Seventy-four percent of physician specialties saw increases in their compensation in 2015, led by emergency medicine, according to the American Medical Group Association.
Overall, the weighted average increase in median compensation across all physician specialties was 3.1%, according to the 2016 Medical Group Compensation and Productivity Survey. Results were based on responses from 260 medical groups representing more than 92,000 providers.
“Once again, we see that physician compensation in general has remained relatively flat, with an average increase around 3.0%,” AMGA President and CEO Donald Fisher, PhD, said in a statement.
“We’ve seen peaks in certain specialties, and dips in others, and much of this reflects the cyclical nature of health care economics,” he added. For example, data from the 2014 survey saw gastroenterology had the largest year-over-year increase and in the 2016 survey, it was one of four specialties to see a decrease in compensation.
Individual specialties seeing the largest median total compensation increase year over year include emergency medicine (9.65% to $355,280), cardiac/thoracic surgery (8.12% to $645,112), cardiology (6.88% to $483.653), and hypertension and nephrology (6.72% to $329,750). Total compensation captures base and variable compensation plus all voluntary salary reductions, but excludes fringe benefits and employer payments to any type of retirement, pension, SERP or tax-deferred profit-sharing plan.

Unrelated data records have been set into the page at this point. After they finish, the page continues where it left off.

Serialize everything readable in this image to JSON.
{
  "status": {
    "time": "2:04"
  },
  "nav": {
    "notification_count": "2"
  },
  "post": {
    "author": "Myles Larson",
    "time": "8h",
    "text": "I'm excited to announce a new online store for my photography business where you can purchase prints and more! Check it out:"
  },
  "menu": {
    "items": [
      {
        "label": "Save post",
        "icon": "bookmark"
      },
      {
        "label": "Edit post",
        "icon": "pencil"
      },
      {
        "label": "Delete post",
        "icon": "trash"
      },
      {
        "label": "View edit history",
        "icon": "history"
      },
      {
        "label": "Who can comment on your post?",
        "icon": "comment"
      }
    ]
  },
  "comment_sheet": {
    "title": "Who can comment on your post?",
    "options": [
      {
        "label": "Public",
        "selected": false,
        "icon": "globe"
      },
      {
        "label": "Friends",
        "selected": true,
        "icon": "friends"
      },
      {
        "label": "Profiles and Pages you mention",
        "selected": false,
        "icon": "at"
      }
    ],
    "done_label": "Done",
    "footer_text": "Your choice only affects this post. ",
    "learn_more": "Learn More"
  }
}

Four specialties saw median decreases in their compensation, including dermatology (–4.27% to $434,520), ophthalmology (–4.17% to $385,149), cardiology-cath lab (–0.81% to $584,118), and gastroenterology (–0.16% to $505,194).